The result should be every line in the data below that carries the string "staging".
Extracted records START
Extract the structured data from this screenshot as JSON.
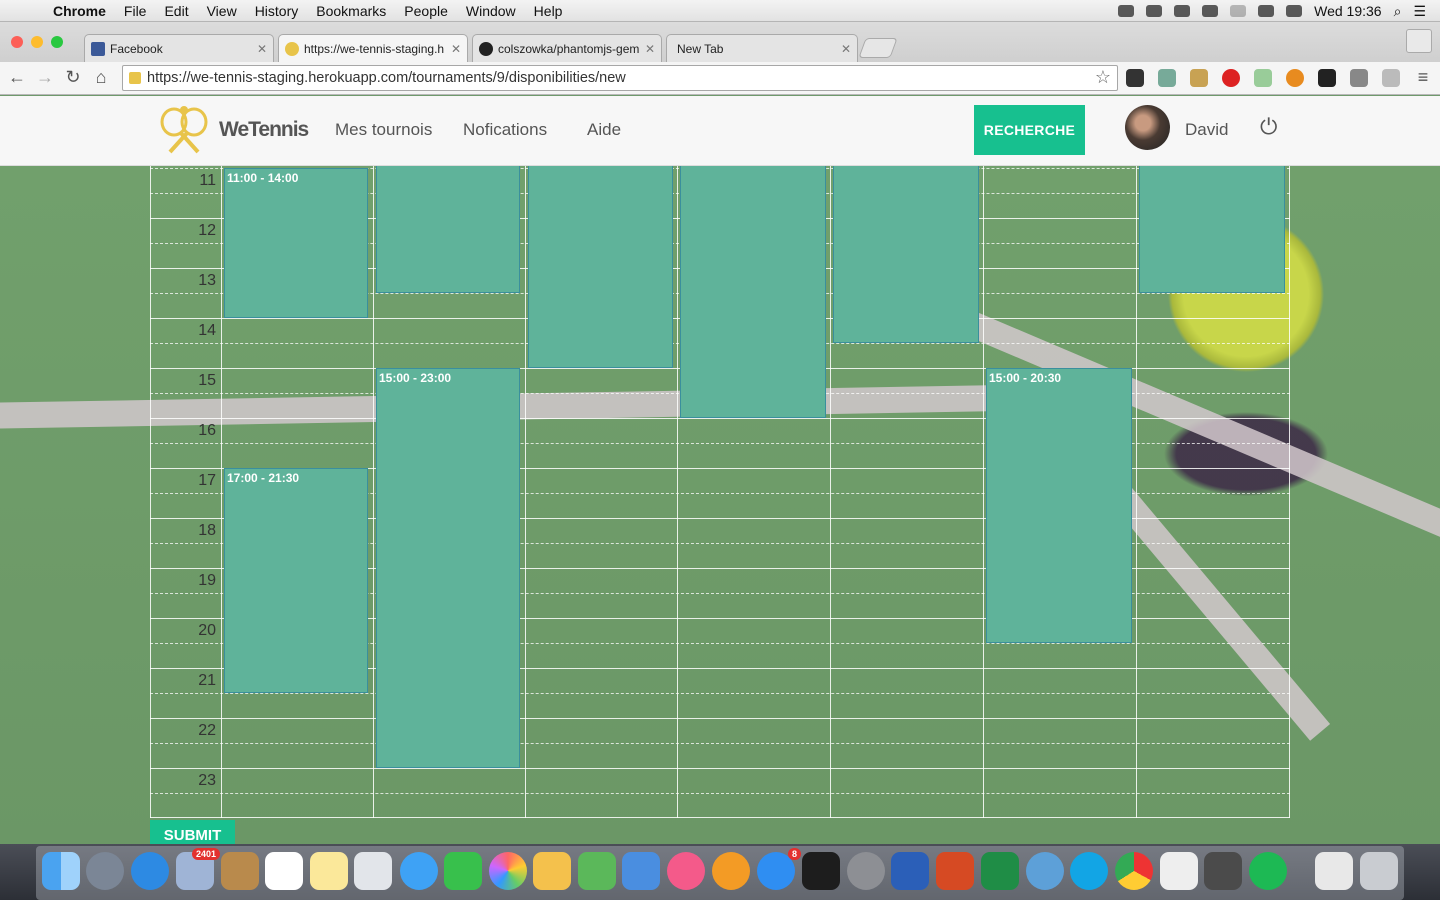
{
  "menubar": {
    "items": [
      "Chrome",
      "File",
      "Edit",
      "View",
      "History",
      "Bookmarks",
      "People",
      "Window",
      "Help"
    ],
    "clock": "Wed 19:36"
  },
  "tabs": [
    {
      "label": "Facebook",
      "color": "#3b5998"
    },
    {
      "label": "https://we-tennis-staging.h",
      "color": "#e8c44a"
    },
    {
      "label": "colszowka/phantomjs-gem",
      "color": "#222222"
    },
    {
      "label": "New Tab",
      "color": "#e4e4e4"
    }
  ],
  "address": {
    "url": "https://we-tennis-staging.herokuapp.com/tournaments/9/disponibilities/new"
  },
  "site": {
    "logo": "WeTennis",
    "nav": [
      "Mes tournois",
      "Nofications",
      "Aide"
    ],
    "search_label": "RECHERCHE",
    "user": "David",
    "accent": "#17c08f"
  },
  "calendar": {
    "hours": [
      "11",
      "12",
      "13",
      "14",
      "15",
      "16",
      "17",
      "18",
      "19",
      "20",
      "21",
      "22",
      "23"
    ],
    "events": [
      {
        "label": "11:00 - 14:00"
      },
      {
        "label": "17:00 - 21:30"
      },
      {
        "label": ""
      },
      {
        "label": "15:00 - 23:00"
      },
      {
        "label": ""
      },
      {
        "label": ""
      },
      {
        "label": ""
      },
      {
        "label": "15:00 - 20:30"
      },
      {
        "label": ""
      }
    ],
    "event_color": "#5fb39a"
  },
  "submit_label": "SUBMIT",
  "dock": {
    "badges": [
      "2401",
      "8"
    ]
  }
}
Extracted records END
# [Result below]
      "label": "https://we-tennis-staging.h",
    "url": "https://we-tennis-staging.herokuapp.com/tournaments/9/disponibilities/new"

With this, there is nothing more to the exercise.